Don't. Even. Say. It. I can hear your collective groan of disapproval from here. I know, I know. But it's not what you think.
I did not purchase another sewing machine. Nor was this a gift. I found it yesterday, friends, in the trash -- the trash! Here's the story:
I'm coming home from the flea market, which happens to be three blocks from my house, empty-handed. Nothing (cheap) really caught my eye -- don't you hate that? I'm walking west on 24th Street between Seventh & Eighth Avenues (just in case you want to re-trace my steps) on the south side of the street, and you know me, I'm always interested in what might be lurking in the garbage -- usually just rats.
So I'm walking by this five-story tenement-type building and I see this sewing machine. Of course, I just assumed it was broken, or a total POS: it was covered with grime and just dumped there amid the black plastic bags and who knows what else. But I noticed it had its cord plugged into it (I draw the line at no power supply) and then I saw that a second wire led down to its pedal. So this machine had both plug and pedal -- nice.
I was only one block from home so I picked it up. It weighed only about ten pounds -- lovely! I turned the handwheel -- unresponsive. Then I noticed it was in bobbin-winding mode, so I just switched the doohickey on top, and from then on the needle went up and down when I turned the handwheel. Great!
Did I mention it was grimy?
One of the wires looked like it had been chewed by a puppy -- I know what that looks like. I'd have to wrap that with electrical tape. Perhaps that's why it had been discarded.
I plugged it in and flipped the on/off switch.
Hurrah! The light went on. I pressed the pedal. It worked!
So I got a damp soapy sponge and cleaned her up.
Readers, this is a nice little machine. Though it only came with a zigzag foot, it has one of those low shank foot adapters that takes snap-on feet, of which I have many. And I've already downloaded the manual free from the Brother site.
Stitch length and widths are pre-sets, which limits you a bit, but not much.
And it does buttonholes, albeit pretty crappy ones compared to a vintage Singer or Kenmore buttonholer attachment.
It's kind of a joke that the "25" in the name refers to stitches, as if a narrow zigzag and a wide zigzag were two different stitches. But it does do an elastic zigzag and a blind hem stitch. In fact, in terms of features, it reminds me a lot of the Singer Genie.
I think I'm going to sew Michael's shirt with it because...well, just because.

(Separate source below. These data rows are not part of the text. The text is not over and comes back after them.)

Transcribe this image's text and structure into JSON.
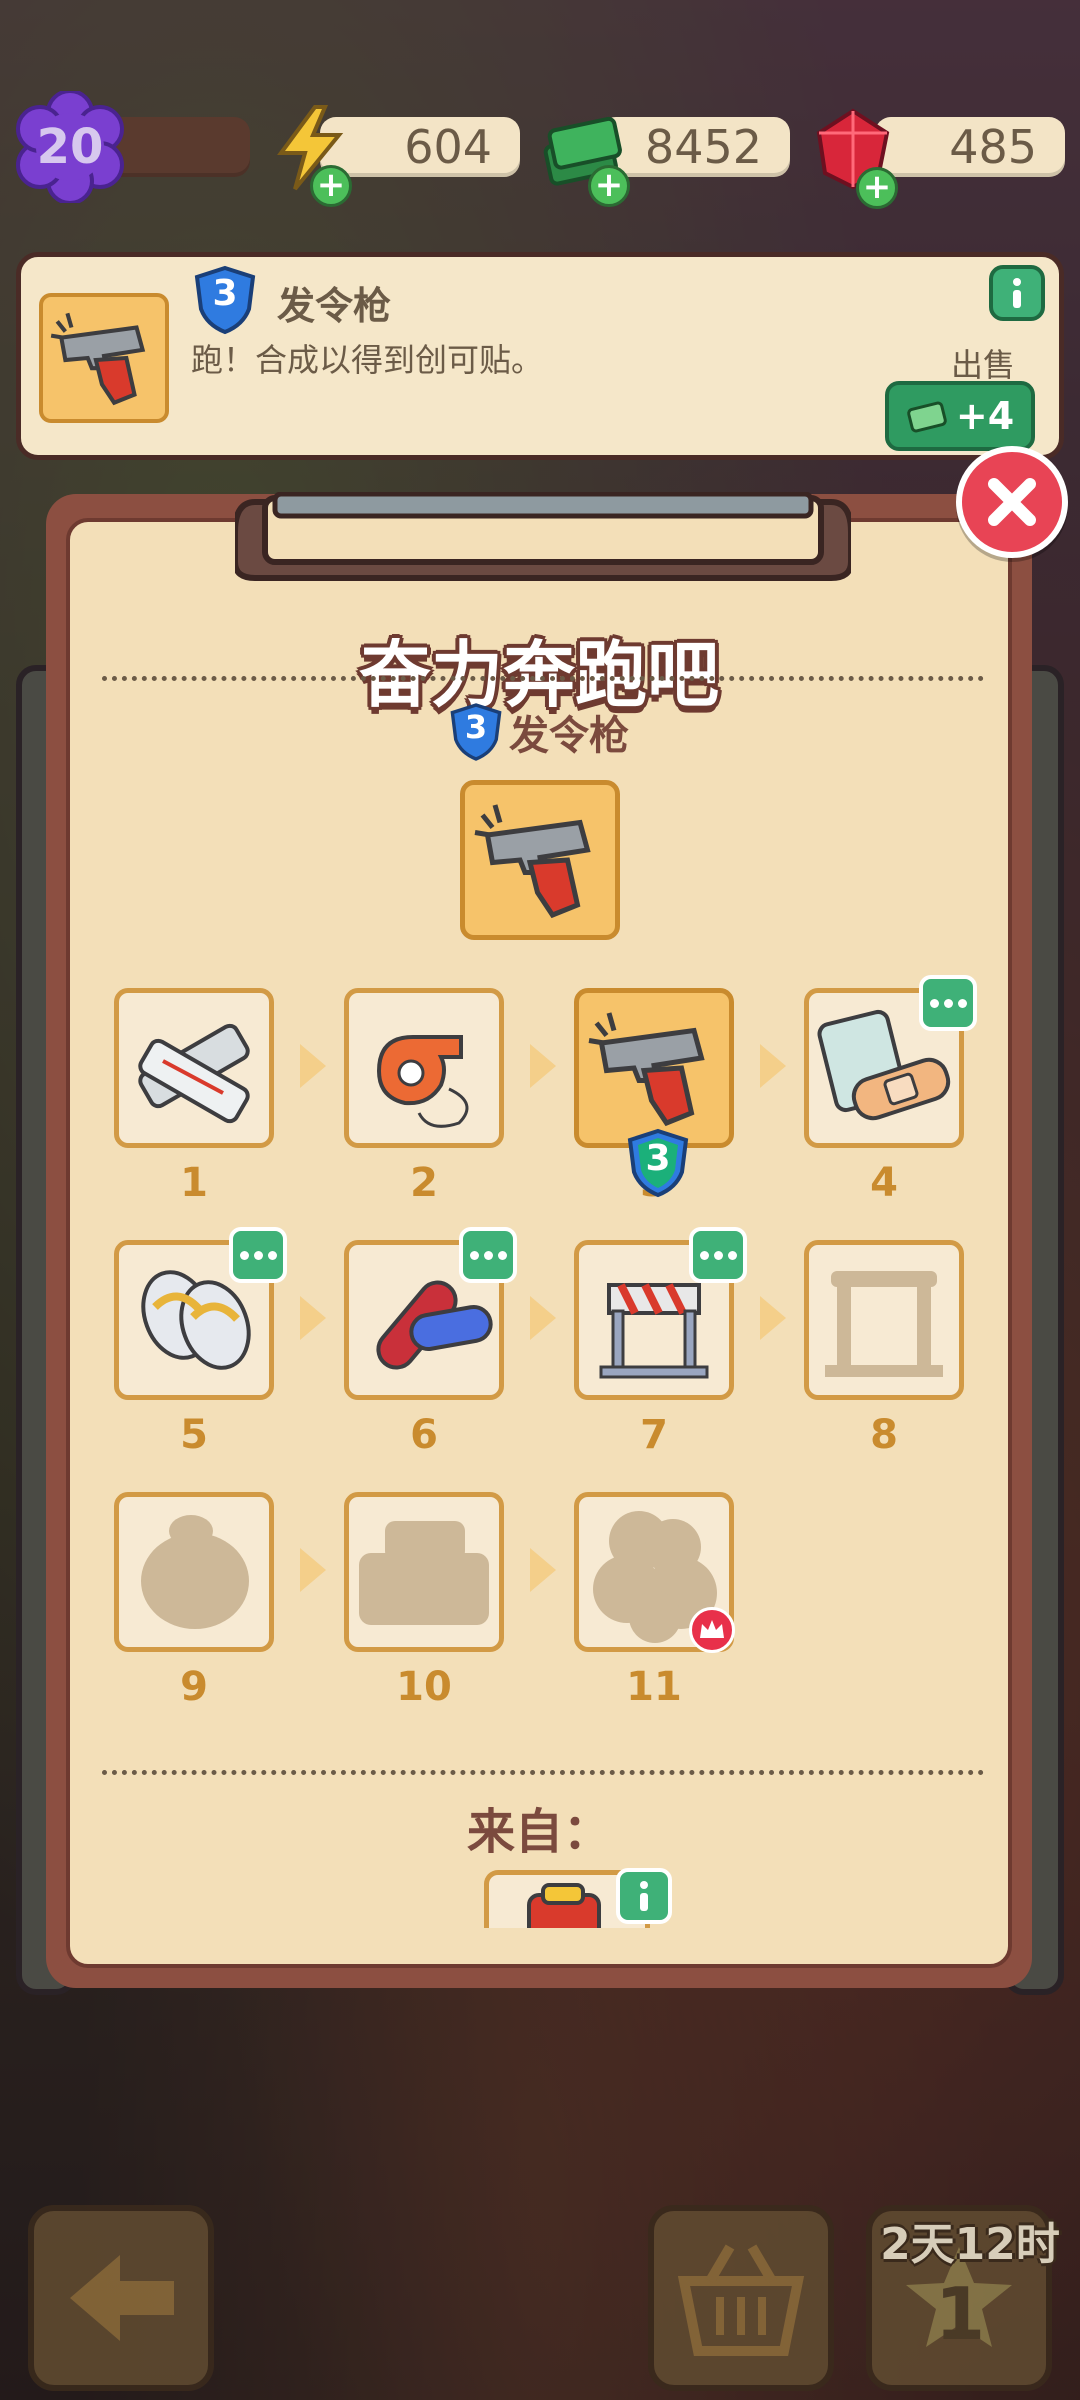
{
  "hud": {
    "level": "20",
    "energy": "604",
    "cash": "8452",
    "gems": "485"
  },
  "info_card": {
    "tier": "3",
    "name": "发令枪",
    "description": "跑！合成以得到创可贴。",
    "sell_label": "出售",
    "sell_value": "+4"
  },
  "modal": {
    "title": "奋力奔跑吧",
    "subtitle_tier": "3",
    "subtitle": "发令枪",
    "chain": [
      {
        "n": "1",
        "icon": "bandage-strip-icon",
        "unlocked": true
      },
      {
        "n": "2",
        "icon": "whistle-icon",
        "unlocked": true
      },
      {
        "n": "3",
        "icon": "starting-pistol-icon",
        "unlocked": true,
        "active": true,
        "badge": "3"
      },
      {
        "n": "4",
        "icon": "band-aid-pack-icon",
        "unlocked": true,
        "more": true
      },
      {
        "n": "5",
        "icon": "sneakers-icon",
        "unlocked": true,
        "more": true
      },
      {
        "n": "6",
        "icon": "muscle-roller-icon",
        "unlocked": true,
        "more": true
      },
      {
        "n": "7",
        "icon": "hurdle-icon",
        "unlocked": true,
        "more": true
      },
      {
        "n": "8",
        "icon": "locked-item-icon",
        "unlocked": false
      },
      {
        "n": "9",
        "icon": "locked-item-icon",
        "unlocked": false
      },
      {
        "n": "10",
        "icon": "locked-item-icon",
        "unlocked": false
      },
      {
        "n": "11",
        "icon": "locked-item-icon",
        "unlocked": false,
        "crown": true
      }
    ],
    "from_label": "来自："
  },
  "bottom": {
    "timer": "2天12时",
    "star_count": "1"
  }
}
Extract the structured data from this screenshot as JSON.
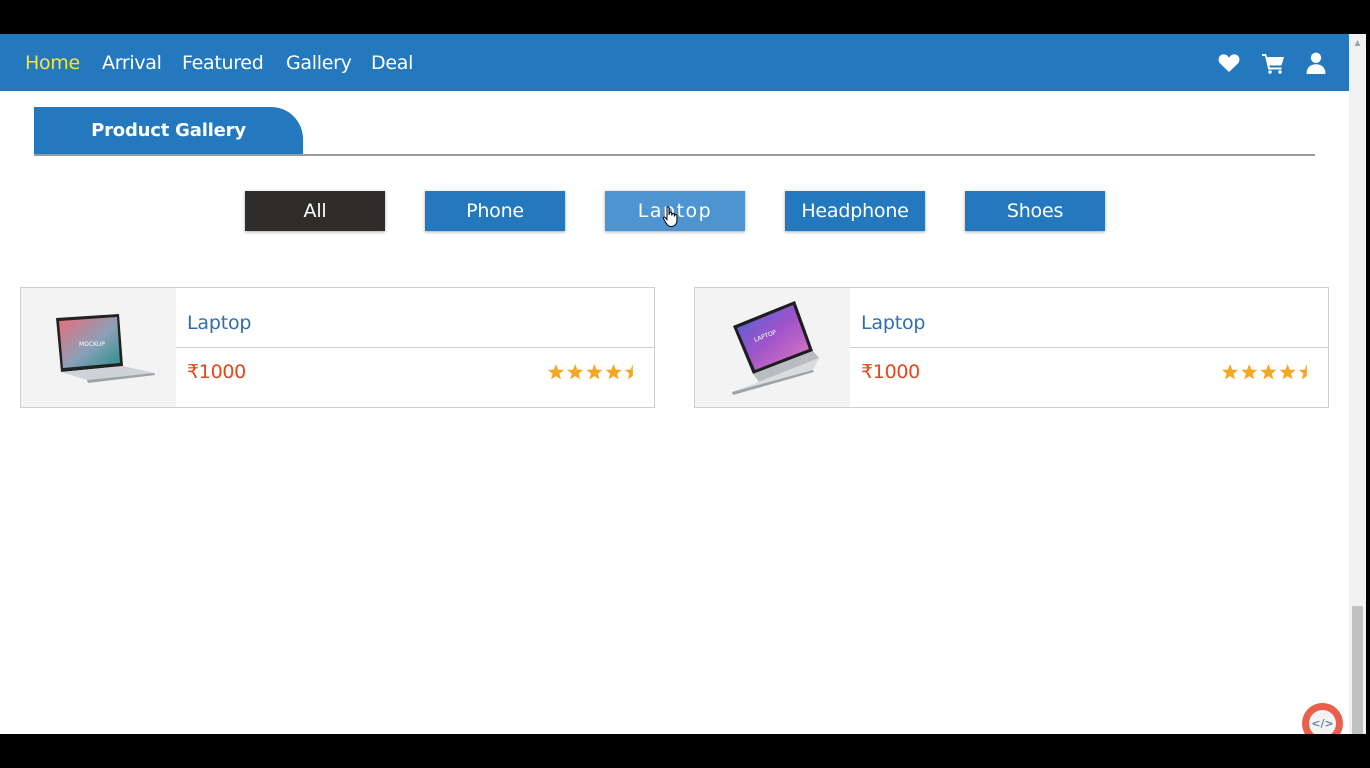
{
  "nav": {
    "links": [
      "Home",
      "Arrival",
      "Featured",
      "Gallery",
      "Deal"
    ],
    "active": "Home",
    "icons": [
      "heart-icon",
      "cart-icon",
      "user-icon"
    ]
  },
  "gallery": {
    "title": "Product Gallery",
    "filters": [
      "All",
      "Phone",
      "Laptop",
      "Headphone",
      "Shoes"
    ],
    "active_filter": "All",
    "hovered_filter": "Laptop"
  },
  "products": [
    {
      "name": "Laptop",
      "price": "₹1000",
      "rating": 4.5,
      "image": "laptop-mockup-image"
    },
    {
      "name": "Laptop",
      "price": "₹1000",
      "rating": 4.5,
      "image": "laptop-mockup-image"
    }
  ],
  "colors": {
    "primary": "#2478be",
    "active_nav": "#f5e63d",
    "active_filter": "#2f2d2c",
    "price": "#e4471c",
    "product_name": "#2e6fb0",
    "star": "#f5a623"
  },
  "fab": {
    "label": "</>",
    "icon": "code-icon"
  }
}
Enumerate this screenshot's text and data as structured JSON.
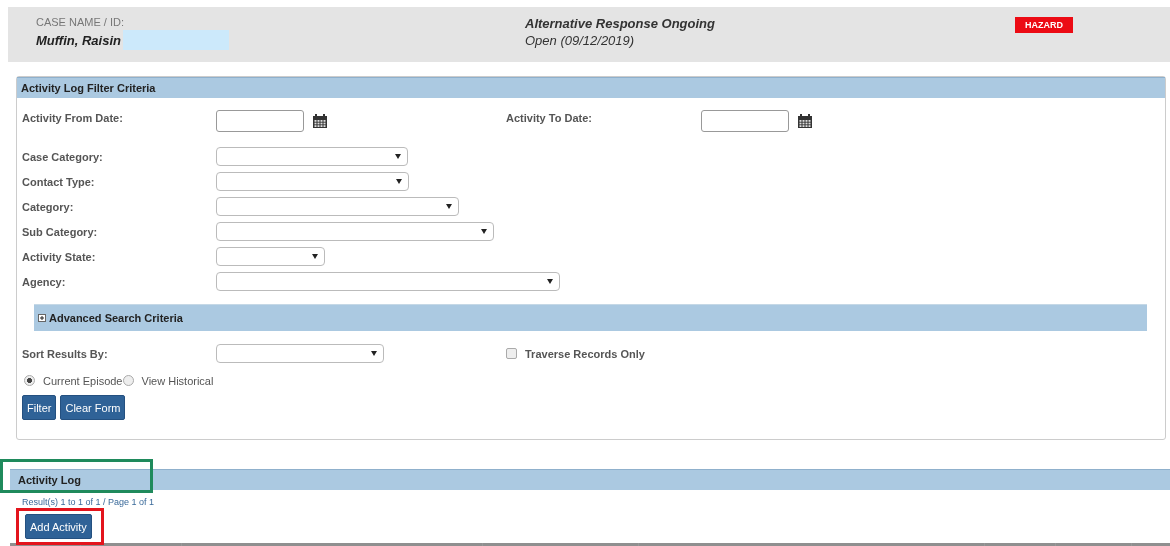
{
  "case_header": {
    "label": "CASE NAME / ID:",
    "name": "Muffin, Raisin",
    "program": "Alternative Response Ongoing",
    "status": "Open (09/12/2019)",
    "badge": "HAZARD"
  },
  "filter_panel": {
    "title": "Activity Log Filter Criteria",
    "date_fields": [
      {
        "label": "Activity From Date:"
      },
      {
        "label": "Activity To Date:"
      }
    ],
    "selects": [
      {
        "label": "Case Category:"
      },
      {
        "label": "Contact Type:"
      },
      {
        "label": "Category:"
      },
      {
        "label": "Sub Category:"
      },
      {
        "label": "Activity State:"
      },
      {
        "label": "Agency:"
      }
    ],
    "advanced": {
      "title": "Advanced Search Criteria",
      "expanded": false
    },
    "sort": {
      "label": "Sort Results By:"
    },
    "traverse": {
      "label": "Traverse Records Only",
      "checked": false
    },
    "episode_options": [
      {
        "label": "Current Episode",
        "selected": true
      },
      {
        "label": "View Historical",
        "selected": false
      }
    ],
    "buttons": [
      "Filter",
      "Clear Form"
    ]
  },
  "activity_log": {
    "title": "Activity Log",
    "results": "Result(s) 1 to 1 of 1 / Page 1 of 1",
    "add_button": "Add Activity"
  }
}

This machine is not vintage and it's really interesting to compare it to my older ones. I actually like the fact that it's so lightweight. It sits firmly on my sewing table and doesn't vibrate. And I find the foot pedal to be very responsive -- it can go slow or fast but doesn't race. For $50 or so, which is what you can get one of these for these days, it's a great value. It threads intuitively and fast. It feels powerful. Sure plastic is plastic and I doubt anyone's going to be sewing with it fifty years hence, but you know, it is not junk. Good needles and thread and you're good to go.
I had to laugh a little when I read this. Nancy just bought her second vintage sewing machine and is laying down the law. Good luck with that! I don't buy into "The Secret" but it does seem like I've been manifesting sewing machines lately. Spooky.
Friends, my normal Monday nagging and goal-setting has taken a back seat to heat-induced frivolity, borderline hedonism and a little girdle fun. Believe me, I know just who is sewing what out there -- especially if I dig back into last week's comments. Do NOT take advantage of this little respite I'm providing, loyal readers. It won't last.
BTW, I've concluded that my mystery black flowered fabric is a rayon, linen, poly mix. My thanks to everyone who threw in a guess. Within days it will be a 1942 dress. Now if only I could manifest one of these for my cousin!
In conclusion, what are you sewing this week and is it on a Brother LS-2125?
Honestly, what would you have done if you'd seen one of these lying in the trash -- just left it there? How about you Europeans -- does this happen to you, too, or is throwing out a perfectly sound, modern sewing machine more of an American thing?
I'm a native New Yorker and self-taught home sewing fanatic! I started sewing in 2009 and today make all my own clothes using mainly vintage patterns and vintage sewing machines. Welcome to the warm and whimsical world of Male Pattern Boldness, where the conversation is sewing, style, fashion, fabric, and more!